Snowpack in the San Juan Mountains is far below the 30-year average, leading to concerns about water availability later in the year.
Statewide, snowpack is 73 percent of normal. That ranks as the fourth-driest measurement in the last 30 years, according to USDA Natural Resources Conservation Service.
“We’re really hurting statewide,” said Chris Landry, director of the Center for Snow and Avalanche Studies in Silverton.
But he noted the San Juan Mountains “have little bits of prosperity,” notably Wolf Creek Pass, where the snowpack is slightly above its 30-year average.
“That’s partly a function of the first storm (in early October) that gave them four feet,” Landry said.
“But the upper Animas is quite dry,” Landry said, with the lowest snow/water equivalent in at least nine years. “The snowpack is just extremely weak overall.
“I’m sure there is concern among water managers,” Landry said. “This is a really bad start.”
But Landry held out hope that “one or two major storms can restore the snowpack really quickly.”
He warned, however, that such storms would also lead to a severe avalanche hazard, given the weak underlying snowpack.
Landry said that in the western San Juan Mountains, 2011 ended “dry and dusty, to boot.”
Portions of the San Juan Mountains do have comparatively better snow cover than the rest of the state.
But Landry said the CSAS’s Senator Beck Basin Study Area at Red Mountain Pass presents a “scroungy scene, with bare south-facing slopes extending well above treeline and wind-blasted, thin snow cover elsewhere.”
Early winter dust may have hastened the burnoff of those south-facing slopes, Landry said, as those layers became exposed from wind stripping and melt during the prolonged periods of sunny weather we’ve experienced.
Landry said the New Year’s Eve windstorm also had a significant impact.
“The ferocious winds undoubtedly resulted in lost snow-water equivalent to sublimation as massive plumes of snow were thrown in the air and carried great distances,” Landry said.
Although the strongest single hour of wind at the Putney Study Plot near Red Mountain Pass was from 8 to 9 a.m. that morning — averaging 55 mph and gusting to 94 mph — it wasn't until a little later in the morning that a distinct haze was visible in the air, probably consisting of a combination of ice particles and dust. That haze persisted into the late afternoon and evening. A tour the next day to our Senator Beck Study Plot for a snow profile found clear evidence of a fresh but comparatively minor dust-on-snow event.

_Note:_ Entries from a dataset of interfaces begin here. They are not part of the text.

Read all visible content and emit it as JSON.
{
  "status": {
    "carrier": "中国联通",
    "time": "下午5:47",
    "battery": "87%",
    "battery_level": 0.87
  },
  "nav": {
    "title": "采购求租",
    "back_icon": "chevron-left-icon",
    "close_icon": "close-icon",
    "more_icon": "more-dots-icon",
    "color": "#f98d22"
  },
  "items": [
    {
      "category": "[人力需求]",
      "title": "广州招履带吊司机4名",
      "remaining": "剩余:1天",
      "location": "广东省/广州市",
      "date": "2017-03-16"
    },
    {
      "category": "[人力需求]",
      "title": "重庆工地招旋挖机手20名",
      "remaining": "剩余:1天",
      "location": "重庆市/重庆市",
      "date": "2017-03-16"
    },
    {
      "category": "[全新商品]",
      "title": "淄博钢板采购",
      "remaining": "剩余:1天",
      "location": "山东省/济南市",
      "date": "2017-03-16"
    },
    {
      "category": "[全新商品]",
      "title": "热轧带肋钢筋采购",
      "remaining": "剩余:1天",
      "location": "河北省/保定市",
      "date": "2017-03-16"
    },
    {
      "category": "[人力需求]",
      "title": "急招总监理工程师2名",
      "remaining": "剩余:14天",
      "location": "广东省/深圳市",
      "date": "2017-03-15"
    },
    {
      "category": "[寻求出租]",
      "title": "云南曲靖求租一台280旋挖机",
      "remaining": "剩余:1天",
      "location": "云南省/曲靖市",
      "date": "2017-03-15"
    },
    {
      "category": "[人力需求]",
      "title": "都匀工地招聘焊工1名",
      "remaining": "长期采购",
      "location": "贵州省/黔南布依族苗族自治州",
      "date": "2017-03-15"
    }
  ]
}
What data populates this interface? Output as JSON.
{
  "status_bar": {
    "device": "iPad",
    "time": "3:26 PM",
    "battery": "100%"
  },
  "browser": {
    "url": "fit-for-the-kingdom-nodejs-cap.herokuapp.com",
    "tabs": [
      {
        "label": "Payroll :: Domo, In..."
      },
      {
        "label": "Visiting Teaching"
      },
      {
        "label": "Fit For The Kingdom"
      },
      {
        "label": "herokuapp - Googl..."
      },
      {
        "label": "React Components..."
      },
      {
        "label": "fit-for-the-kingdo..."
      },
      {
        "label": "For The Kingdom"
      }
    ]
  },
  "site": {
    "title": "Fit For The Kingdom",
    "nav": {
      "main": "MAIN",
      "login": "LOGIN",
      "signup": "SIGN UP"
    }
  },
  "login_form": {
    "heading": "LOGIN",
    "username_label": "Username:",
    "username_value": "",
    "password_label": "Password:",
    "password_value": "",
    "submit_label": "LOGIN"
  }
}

Dust on the snowpack tends to hasten melting and snowpack depletion.